“There’s plenty of food around here,” Merridew called out. “At least there would be if your friends would stop hogging it all.”
“You will address me as ‘Your Decidedness’,” King George said with a smirk.
“Because I am the Decider and I’ve decided it would be an appropriate show of respect for the King – that’s me – if you said ‘Your Decidedness’ whenever you talked to me.”
“We never had to call anybody ‘Your Decidedness’ before,” Merridew protested. “We’re democratic.”
“You never had a king before. Now you do and you’re not democratic any more. This is now a republic–”
“What’s a republic?”
George smirked again. “Sort of a monarchy the way I play it. Anyway, the point is that you don’t get to question my decisions. I’m the Decider and you have to do whatever I decide you have to do and I’ve decided you’re going to move closer to the cliffs. Tomorrow.”
“What if we don’t want to move?” Merridew persisted.
“Then my enforcer – uh, my Vice-King -” he pointed to the burly man with the shotgun who was standing beside him “- will move among you and take down the names of the lemmings who won’t do what they’re told and we’ll throw them into secret prisons where they’ll be tortured until they tell us the names of the other lemmings who won’t do what they’re told and then he’ll shoot them in the face because clearly they must be Enemies of the State and deserve whatever they get.”
“Oooo!” said the crowd. “We wouldn’t like that.”
“You bet your sweet bippy you wouldn’t,” King George said, and the next morning everybody packed up their belongings and moved closer to the cliff.
There was more food there, but King George’s Vice-King, whose name was Dickie-Bird, waved his shotgun and all the King’s rich friends – who called themselves the “Oyl Magnets”, whatever that meant – took most of what everybody gathered and then sold it back to them at prices they could barely afford. Pretty soon that area was stripped, too, and King George appeared on the golden balcony once more.
“I am the Decider,” he said, “and I have decided to invade the area right on the edge of the cliffs. There’s more food there.”
“We can’t do that,” Merridew said. “There’s another colony of lemmings that live on the edge of the cliff. That area belongs to them.”
King George shrugged. “We must have food or we’ll die. Anyway, we have to attack them before they attack us. It’s only a matter of time. They’ll run out of food and when they do, they’ll try to take ours. It’s a matter of National Security. Are you against National Security? Then you’re a traitor!” He was getting quite excited and smirking a lot.
“But,” Merridew tried to interrupt, “they haven’t attacked us -”
“They did, too,” King George snapped. “Besides, what do you care about them? We are beautiful brown lemmings, sleek and pretty and proud, but they are gray lemmings – dirty gray, greasy gray – ugly little buggers.
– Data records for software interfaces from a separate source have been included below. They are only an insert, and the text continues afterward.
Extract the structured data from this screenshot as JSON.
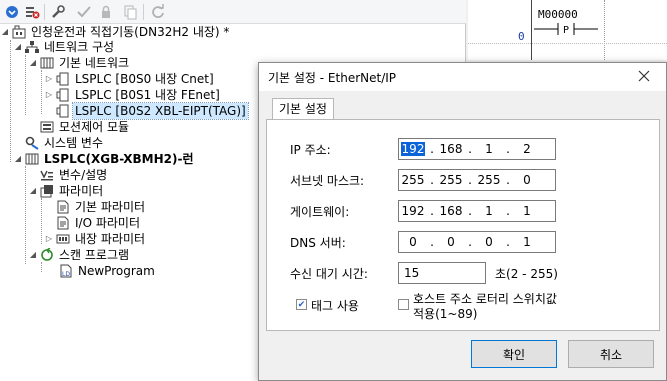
{
  "tree": {
    "root": "인청운전과 직접기동(DN32H2 내장) *",
    "network_config": "네트워크 구성",
    "basic_network": "기본 네트워크",
    "plc_cnet": "LSPLC [B0S0 내장 Cnet]",
    "plc_fenet": "LSPLC [B0S1 내장 FEnet]",
    "plc_eip": "LSPLC [B0S2 XBL-EIPT(TAG)]",
    "motion_module": "모션제어 모듈",
    "system_vars": "시스템 변수",
    "plc_main": "LSPLC(XGB-XBMH2)-런",
    "var_desc": "변수/설명",
    "params": "파라미터",
    "basic_params": "기본 파라미터",
    "io_params": "I/O 파라미터",
    "builtin_params": "내장 파라미터",
    "scan_program": "스캔 프로그램",
    "new_program": "NewProgram"
  },
  "ladder": {
    "rung_number": "0",
    "contact_name": "M00000",
    "contact_symbol": "-|P|-"
  },
  "dialog": {
    "title": "기본 설정 - EtherNet/IP",
    "tab": "기본 설정",
    "ip_label": "IP 주소:",
    "ip": [
      "192",
      "168",
      "1",
      "2"
    ],
    "subnet_label": "서브넷 마스크:",
    "subnet": [
      "255",
      "255",
      "255",
      "0"
    ],
    "gateway_label": "게이트웨이:",
    "gateway": [
      "192",
      "168",
      "1",
      "1"
    ],
    "dns_label": "DNS 서버:",
    "dns": [
      "0",
      "0",
      "0",
      "1"
    ],
    "timeout_label": "수신 대기 시간:",
    "timeout_value": "15",
    "timeout_range": "초(2 - 255)",
    "tag_use_label": "태그 사용",
    "tag_use_checked": true,
    "host_switch_label_1": "호스트 주소 로터리 스위치값",
    "host_switch_label_2": "적용(1~89)",
    "host_switch_checked": false,
    "ok": "확인",
    "cancel": "취소"
  },
  "colors": {
    "accent": "#0078d7",
    "selection": "#0a64d8",
    "tree_selected": "#cde8ff"
  }
}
They deserve to die!” Dickie-Bird cocked his shotgun and aimed it at Merridew’s face. “You got a problem with that?” King George smirked.
“But who’s going to fight them, Your Decidedness?” asked a voice in the crowd. “We don’t know how to fight.”
“You won’t have to. I’ve decided to have my Vice-King round up all the poor young lemmings and pay them to do it. We’ll promise them an education or some food or something and tell them how they’re saving democracy and how the gray lemmings will be better off if we’re in charge. They’ll be proud to go.”
“Well,” the crowd said to itself, “at least we won’t have to fight.”
And so the war began. At first it all went well. The King’s army of the poor proved to be able fighters and swept into the center of the cliff colony with little difficulty. It was after they had taken control that things started to break down: the Grays went into hiding, emerging at night to burn the food stock King George’s friends were attempting to loot; food they left unburned they often poisoned, killing the troops who ate it; the troops did not speak Gray and couldn’t tell guerrillas from innocent civilians. The situation became chaotic. Continue reading